Data about app and page elements

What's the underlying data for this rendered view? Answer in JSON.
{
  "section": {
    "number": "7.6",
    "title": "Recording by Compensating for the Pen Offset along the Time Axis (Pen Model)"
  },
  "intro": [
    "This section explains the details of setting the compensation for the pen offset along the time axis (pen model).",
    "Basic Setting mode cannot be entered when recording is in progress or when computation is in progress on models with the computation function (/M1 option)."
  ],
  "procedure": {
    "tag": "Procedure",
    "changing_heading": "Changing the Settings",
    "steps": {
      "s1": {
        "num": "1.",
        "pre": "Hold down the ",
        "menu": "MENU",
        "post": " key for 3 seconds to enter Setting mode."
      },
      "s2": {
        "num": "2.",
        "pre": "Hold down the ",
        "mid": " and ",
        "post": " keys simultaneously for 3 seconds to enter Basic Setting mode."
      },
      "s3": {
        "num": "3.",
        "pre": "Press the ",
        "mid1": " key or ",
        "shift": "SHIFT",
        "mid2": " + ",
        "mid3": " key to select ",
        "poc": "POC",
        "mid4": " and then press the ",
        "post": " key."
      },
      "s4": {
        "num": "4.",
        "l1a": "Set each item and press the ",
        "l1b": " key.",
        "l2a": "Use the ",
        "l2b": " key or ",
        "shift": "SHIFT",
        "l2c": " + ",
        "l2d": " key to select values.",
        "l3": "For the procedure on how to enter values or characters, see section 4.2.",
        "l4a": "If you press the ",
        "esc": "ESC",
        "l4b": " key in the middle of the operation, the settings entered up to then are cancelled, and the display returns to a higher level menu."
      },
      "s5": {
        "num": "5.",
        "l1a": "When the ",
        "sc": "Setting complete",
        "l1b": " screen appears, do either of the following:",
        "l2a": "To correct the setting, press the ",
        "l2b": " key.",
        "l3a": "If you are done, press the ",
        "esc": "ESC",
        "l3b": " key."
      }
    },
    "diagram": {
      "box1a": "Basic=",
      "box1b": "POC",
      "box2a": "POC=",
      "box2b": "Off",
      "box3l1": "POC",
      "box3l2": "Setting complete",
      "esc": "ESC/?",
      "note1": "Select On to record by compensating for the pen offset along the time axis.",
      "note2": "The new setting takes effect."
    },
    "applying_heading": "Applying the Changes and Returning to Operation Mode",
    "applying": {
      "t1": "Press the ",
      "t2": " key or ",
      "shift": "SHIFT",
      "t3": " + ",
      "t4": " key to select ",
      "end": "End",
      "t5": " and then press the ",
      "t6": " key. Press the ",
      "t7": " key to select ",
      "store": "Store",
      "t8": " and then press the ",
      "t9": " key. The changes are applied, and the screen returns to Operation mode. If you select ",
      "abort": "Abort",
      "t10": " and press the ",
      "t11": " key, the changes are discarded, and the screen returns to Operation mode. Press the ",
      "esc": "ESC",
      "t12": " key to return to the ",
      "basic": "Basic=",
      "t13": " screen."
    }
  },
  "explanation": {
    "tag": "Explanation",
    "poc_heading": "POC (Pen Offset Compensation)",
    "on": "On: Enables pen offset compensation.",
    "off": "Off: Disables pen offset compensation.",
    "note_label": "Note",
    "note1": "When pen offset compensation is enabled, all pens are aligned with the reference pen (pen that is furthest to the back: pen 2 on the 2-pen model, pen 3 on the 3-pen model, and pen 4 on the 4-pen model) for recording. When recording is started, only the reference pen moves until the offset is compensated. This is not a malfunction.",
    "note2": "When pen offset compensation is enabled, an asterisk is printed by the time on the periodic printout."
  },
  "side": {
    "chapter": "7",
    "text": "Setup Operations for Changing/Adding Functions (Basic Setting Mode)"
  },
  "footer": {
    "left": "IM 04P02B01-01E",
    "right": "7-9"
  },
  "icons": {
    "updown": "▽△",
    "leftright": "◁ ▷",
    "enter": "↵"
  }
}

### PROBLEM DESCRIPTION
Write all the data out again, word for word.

### WRITTEN SOLUTION
What's the underlying data for this rendered view? Answer in JSON.
{
  "section": {
    "number": "7.6",
    "title": "Recording by Compensating for the Pen Offset along the Time Axis (Pen Model)"
  },
  "intro": [
    "This section explains the details of setting the compensation for the pen offset along the time axis (pen model).",
    "Basic Setting mode cannot be entered when recording is in progress or when computation is in progress on models with the computation function (/M1 option)."
  ],
  "procedure": {
    "tag": "Procedure",
    "changing_heading": "Changing the Settings",
    "steps": {
      "s1": {
        "num": "1.",
        "pre": "Hold down the ",
        "menu": "MENU",
        "post": " key for 3 seconds to enter Setting mode."
      },
      "s2": {
        "num": "2.",
        "pre": "Hold down the ",
        "mid": " and ",
        "post": " keys simultaneously for 3 seconds to enter Basic Setting mode."
      },
      "s3": {
        "num": "3.",
        "pre": "Press the ",
        "mid1": " key or ",
        "shift": "SHIFT",
        "mid2": " + ",
        "mid3": " key to select ",
        "poc": "POC",
        "mid4": " and then press the ",
        "post": " key."
      },
      "s4": {
        "num": "4.",
        "l1a": "Set each item and press the ",
        "l1b": " key.",
        "l2a": "Use the ",
        "l2b": " key or ",
        "shift": "SHIFT",
        "l2c": " + ",
        "l2d": " key to select values.",
        "l3": "For the procedure on how to enter values or characters, see section 4.2.",
        "l4a": "If you press the ",
        "esc": "ESC",
        "l4b": " key in the middle of the operation, the settings entered up to then are cancelled, and the display returns to a higher level menu."
      },
      "s5": {
        "num": "5.",
        "l1a": "When the ",
        "sc": "Setting complete",
        "l1b": " screen appears, do either of the following:",
        "l2a": "To correct the setting, press the ",
        "l2b": " key.",
        "l3a": "If you are done, press the ",
        "esc": "ESC",
        "l3b": " key."
      }
    },
    "diagram": {
      "box1a": "Basic=",
      "box1b": "POC",
      "box2a": "POC=",
      "box2b": "Off",
      "box3l1": "POC",
      "box3l2": "Setting complete",
      "esc": "ESC/?",
      "note1": "Select On to record by compensating for the pen offset along the time axis.",
      "note2": "The new setting takes effect."
    },
    "applying_heading": "Applying the Changes and Returning to Operation Mode",
    "applying": {
      "t1": "Press the ",
      "t2": " key or ",
      "shift": "SHIFT",
      "t3": " + ",
      "t4": " key to select ",
      "end": "End",
      "t5": " and then press the ",
      "t6": " key. Press the ",
      "t7": " key to select ",
      "store": "Store",
      "t8": " and then press the ",
      "t9": " key. The changes are applied, and the screen returns to Operation mode. If you select ",
      "abort": "Abort",
      "t10": " and press the ",
      "t11": " key, the changes are discarded, and the screen returns to Operation mode. Press the ",
      "esc": "ESC",
      "t12": " key to return to the ",
      "basic": "Basic=",
      "t13": " screen."
    }
  },
  "explanation": {
    "tag": "Explanation",
    "poc_heading": "POC (Pen Offset Compensation)",
    "on": "On: Enables pen offset compensation.",
    "off": "Off: Disables pen offset compensation.",
    "note_label": "Note",
    "note1": "When pen offset compensation is enabled, all pens are aligned with the reference pen (pen that is furthest to the back: pen 2 on the 2-pen model, pen 3 on the 3-pen model, and pen 4 on the 4-pen model) for recording. When recording is started, only the reference pen moves until the offset is compensated. This is not a malfunction.",
    "note2": "When pen offset compensation is enabled, an asterisk is printed by the time on the periodic printout."
  },
  "side": {
    "chapter": "7",
    "text": "Setup Operations for Changing/Adding Functions (Basic Setting Mode)"
  },
  "footer": {
    "left": "IM 04P02B01-01E",
    "right": "7-9"
  },
  "icons": {
    "updown": "▽△",
    "leftright": "◁ ▷",
    "enter": "↵"
  }
}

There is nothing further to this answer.